“Fast forward to 2017, when Israel looks in the mirror it doesn’t see Israel. They see a reflection of Zionism and it’s very difficult for them to decide now – Are they a state for their citizens? Are they a state among the member states of the world (which means that there are rules of how to act; having an occupation is not one of those)? Or do they want to remain true to their ideology which is exclusive by definition, and they have to face that fall-out if they do.
“The current government doesn’t recognize this as occupation. So I ask every Israeli I come across, if it’s not occupation, then what is it? If it’s occupation, it must end. Fifty years is far too long for temporary occupation. If it’s not occupation, then I’m a subject, in Ramallah, of the Israeli jurisdiction between the Mediterranean Sea and the Jordan River… I think that they need to be wary: the next generation of Palestinians may not beat their head against the wall of statehood. My daughter may say, ‘You know what, Israel? Congratulations. You win. You get it all. You get the West Bank, west Jerusalem, east Jerusalem, you get the water, we will throw in Gaza for free, and you know what else you get? Us. And you know what more? We heard there is free health care in Israel. Where do we pick up our medical cards?’ If the next generation drops the bid for statehood, what they will convert it into is a bid for civil rights.”
This approach is becoming popular?
“There is a whole generation that speaks in this language. I would encourage them not to do that.

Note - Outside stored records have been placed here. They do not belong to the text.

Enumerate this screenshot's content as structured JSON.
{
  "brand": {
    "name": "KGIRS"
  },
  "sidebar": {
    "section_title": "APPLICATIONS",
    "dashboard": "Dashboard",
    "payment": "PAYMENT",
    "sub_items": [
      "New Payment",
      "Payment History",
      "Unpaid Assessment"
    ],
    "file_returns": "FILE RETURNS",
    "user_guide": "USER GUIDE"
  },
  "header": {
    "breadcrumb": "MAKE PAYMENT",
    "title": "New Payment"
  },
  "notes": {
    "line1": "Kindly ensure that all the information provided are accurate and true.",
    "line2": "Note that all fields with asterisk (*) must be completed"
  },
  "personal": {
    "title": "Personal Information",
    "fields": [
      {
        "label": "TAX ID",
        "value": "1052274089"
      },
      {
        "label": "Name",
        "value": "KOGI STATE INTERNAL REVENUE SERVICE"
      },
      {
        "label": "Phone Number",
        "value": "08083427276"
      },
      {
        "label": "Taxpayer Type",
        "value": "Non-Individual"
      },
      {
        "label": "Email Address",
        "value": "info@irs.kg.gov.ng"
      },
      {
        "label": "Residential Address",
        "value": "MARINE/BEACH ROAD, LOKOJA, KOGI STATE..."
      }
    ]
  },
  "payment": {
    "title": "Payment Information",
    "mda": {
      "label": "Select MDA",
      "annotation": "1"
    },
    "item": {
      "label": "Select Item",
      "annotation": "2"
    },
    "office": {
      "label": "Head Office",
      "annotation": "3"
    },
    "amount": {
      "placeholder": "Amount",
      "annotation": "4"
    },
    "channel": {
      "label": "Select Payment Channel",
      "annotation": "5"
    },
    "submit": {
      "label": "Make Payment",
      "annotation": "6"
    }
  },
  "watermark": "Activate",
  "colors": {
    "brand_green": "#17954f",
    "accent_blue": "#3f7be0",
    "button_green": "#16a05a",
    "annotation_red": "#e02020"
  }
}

Not because I don’t want civil rights, but because this will force us into a one-state reality, but it’s not going to be like Ohio and Pennsylvania, but like white and black South Africa. We have 138 countries that said yes to Palestine, nine that said no, of them, the only two important ones are Israel and the US. We are close to statehood. If we fail, we will not disappear or vanish. We will convert our struggle into a civil rights movement. If we do that, the game is over.”